BMC Geriatrics  2014;14:1.
Background
The prevalence and significance of frailty are seldom studied in hospitalized patients. Aim of this study is to evaluate the prevalence of frailty and to determine the extent that frailty predicts delirium, falls and mortality in hospitalized older patients.
Methods
In a prospective study of 220 older patients, frailty was determined using the Cardiovascular Health Study (CHS) and the Study of Osteoporotic Fracture (SOF) frailty index. Patients were classified as nonfrail, prefrail, and frail, according to the specific criteria. Covariates included clinical and laboratory parameters. Outcome variables included in hospital delirium and falls, and 6-month mortality.
Results
The CHS frailty index was available in all 220 patients, of which 1.5% were classified as being nonfrail, 58.5% as prefrail, and 40% as frail. The SOF frailty index was available in 204 patients, of which 16% were classified as being nonfrail, 51.5% as prefrail, and 32.5% as frail. Frailty, as identified by the CHS and SOF indexes, was a significant risk factor for 6-month mortality.
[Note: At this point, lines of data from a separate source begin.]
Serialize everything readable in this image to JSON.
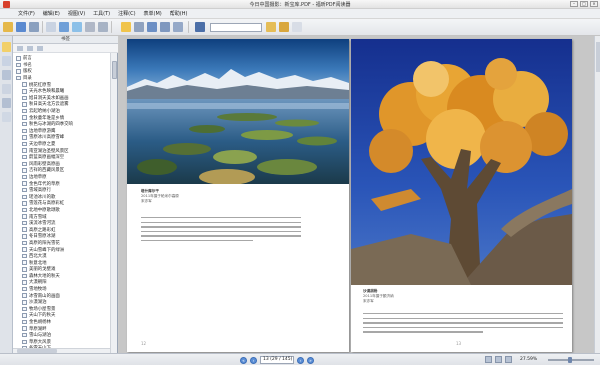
{
  "window": {
    "title": "今日中国摄影：新宝库.PDF - 福昕PDF阅读器"
  },
  "menubar": {
    "items": [
      "文件(F)",
      "编辑(E)",
      "视图(V)",
      "工具(T)",
      "注释(C)",
      "表单(M)",
      "帮助(H)"
    ]
  },
  "toolbar": {
    "search_placeholder": ""
  },
  "sidebar": {
    "panel_title": "书签",
    "bookmarks": [
      {
        "label": "前言",
        "level": 0
      },
      {
        "label": "书名",
        "level": 0
      },
      {
        "label": "版权",
        "level": 0
      },
      {
        "label": "目录",
        "level": 0
      },
      {
        "label": "桃花红原雪",
        "level": 1
      },
      {
        "label": "天光水色映和晨曦",
        "level": 1
      },
      {
        "label": "旭日洞天美水如画画",
        "level": 1
      },
      {
        "label": "秋日高天北方云遮雾",
        "level": 1
      },
      {
        "label": "云起哈纳小湖泊",
        "level": 1
      },
      {
        "label": "金秋童年谁是乡情",
        "level": 1
      },
      {
        "label": "秋色与冰湖的四季交响",
        "level": 1
      },
      {
        "label": "边地草原游鹰",
        "level": 1
      },
      {
        "label": "雪原冰川高原雪峰",
        "level": 1
      },
      {
        "label": "天边草原之夏",
        "level": 1
      },
      {
        "label": "南亚湖泊圣壁风景区",
        "level": 1
      },
      {
        "label": "蔚蓝高原画幅深空",
        "level": 1
      },
      {
        "label": "风雨彩壁高原画",
        "level": 1
      },
      {
        "label": "吉祥的西藏风景区",
        "level": 1
      },
      {
        "label": "边地草原",
        "level": 1
      },
      {
        "label": "金色年代的草原",
        "level": 1
      },
      {
        "label": "雪域高原行",
        "level": 1
      },
      {
        "label": "瑶池冰川的歌",
        "level": 1
      },
      {
        "label": "雪莲花与高原彩虹",
        "level": 1
      },
      {
        "label": "北地中原歌颂歌",
        "level": 1
      },
      {
        "label": "南方雪域",
        "level": 1
      },
      {
        "label": "溪流冰雪河流",
        "level": 1
      },
      {
        "label": "高原之路彩虹",
        "level": 1
      },
      {
        "label": "冬日雪原冰湖",
        "level": 1
      },
      {
        "label": "高原的阳光雪花",
        "level": 1
      },
      {
        "label": "天山雪峰下的绿洲",
        "level": 1
      },
      {
        "label": "西北大漠",
        "level": 1
      },
      {
        "label": "秋意北地",
        "level": 1
      },
      {
        "label": "美丽的戈壁滩",
        "level": 1
      },
      {
        "label": "森林大地的秋天",
        "level": 1
      },
      {
        "label": "大漠朝阳",
        "level": 1
      },
      {
        "label": "雪地牧场",
        "level": 1
      },
      {
        "label": "冰雪南山的画面",
        "level": 1
      },
      {
        "label": "沙漠湖泊",
        "level": 1
      },
      {
        "label": "牧场小屋雪景",
        "level": 1
      },
      {
        "label": "天山下的秋天",
        "level": 1
      },
      {
        "label": "金色胡杨林",
        "level": 1
      },
      {
        "label": "草原湖畔",
        "level": 1
      },
      {
        "label": "雪山与湖泊",
        "level": 1
      },
      {
        "label": "草原大风景",
        "level": 1
      },
      {
        "label": "冬雪天山下",
        "level": 1
      },
      {
        "label": "西部高原",
        "level": 1
      }
    ]
  },
  "page_left": {
    "caption_title": "塔什库尔干",
    "caption_line1": "2011年摄于帕米尔高原",
    "caption_line2": "宋亦军",
    "page_number": "12"
  },
  "page_right": {
    "caption_title": "沙漠胡杨",
    "caption_line1": "2011年摄于额济纳",
    "caption_line2": "宋亦军",
    "page_number": "13"
  },
  "statusbar": {
    "page_indicator": "13 (29 / 145)",
    "zoom": "27.59%"
  }
}
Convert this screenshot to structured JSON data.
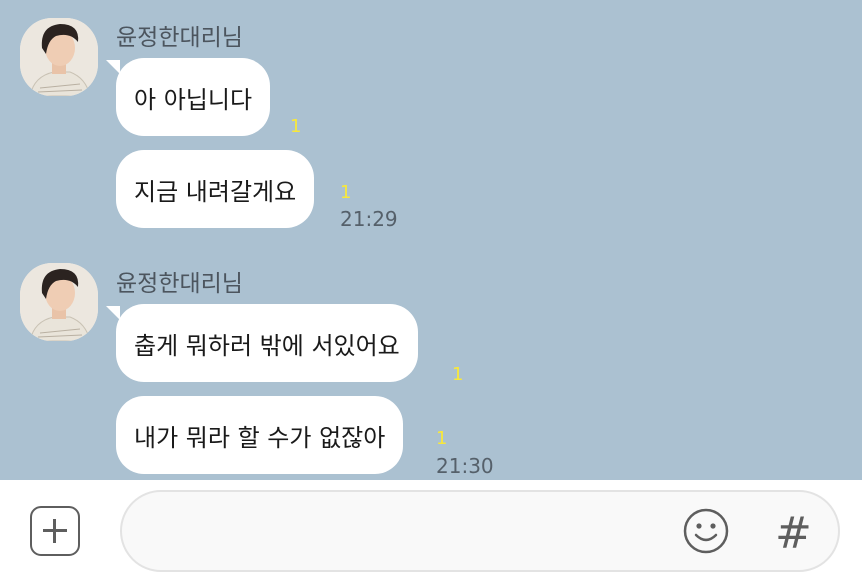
{
  "chat": {
    "groups": [
      {
        "sender": "윤정한대리님",
        "messages": [
          {
            "text": "아 아닙니다",
            "unread": "1",
            "time": ""
          },
          {
            "text": "지금 내려갈게요",
            "unread": "1",
            "time": "21:29"
          }
        ]
      },
      {
        "sender": "윤정한대리님",
        "messages": [
          {
            "text": "춥게 뭐하러 밖에 서있어요",
            "unread": "1",
            "time": ""
          },
          {
            "text": "내가 뭐라 할 수가 없잖아",
            "unread": "1",
            "time": "21:30"
          }
        ]
      }
    ]
  },
  "composer": {
    "input_value": "",
    "add_icon": "plus-square-icon",
    "emoji_icon": "smiley-icon",
    "hashtag_label": "#"
  },
  "colors": {
    "background": "#abc1d1",
    "bubble": "#ffffff",
    "unread": "#f8e83a"
  }
}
However, after adjustment for multiple risk factors, frailty remained a strong independent risk factor only for the model with the CHS index (OR 4.7, 95% CI 1.7-12.8). Frailty (identified by CHS and SOF indexes) was not found to be a risk factor for delirium or falls.
Conclusions
Frailty, as measured by the CHS index, is an independent risk factor for 6-month mortality. The CHS and the SOF indexes have limited value as risk assessment tools for specific geriatric syndromes (e.g., falls and delirium) in hospitalized older patients.
doi:10.1186/1471-2318-14-1
PMCID: PMC3905102  PMID: 24393272
Risk assessment; Elderly; Cardiovascular Health Study (CHS) frailty index; Study of Osteoporotic Fracture (SOF) frailty index; Delirium; Falls; Mortality
2.  Evaluation of the First Commercial Hepcidin ELISA for the Differential Diagnosis of Anemia of Chronic Disease and Iron Deficiency Anemia in Hospitalized Geriatric Patients 
ISRN Hematology  2012;2012:567491.
Introduction. Anemia is a frequent problem in hospitalized geriatric patients, and the anemia of chronic disease (ACD) and iron deficiency anemia (IDA) are the 2 most prevalent causes. The aim of the study was to assess the possible role of serum hepcidin in the differential diagnosis between ACD and IDA. Methods. We investigated serum hepcidin, iron status, anemia, and C-reactive protein in 39 consecutive geriatric patients with ACD and IDA. Serum hepcidin levels were determined using a commercial ELISA kit (DRG Instruments, Marburg, Germany). We also measured hepcidin in 26 healthy controls. Results. The serum hepcidin levels were not significantly higher in the 28 patients with ACD as compared to the 11 patients with IDA. Conclusions. The serum hepcidin levels measured using the commercial ELISA kit (DRG) do not appear to increase in older patients with ACD. It should be noted that an assay-specific problem could explain our results.
doi:10.5402/2012/567491
PMCID: PMC3302103  PMID: 22461996

Results 1-2 (2)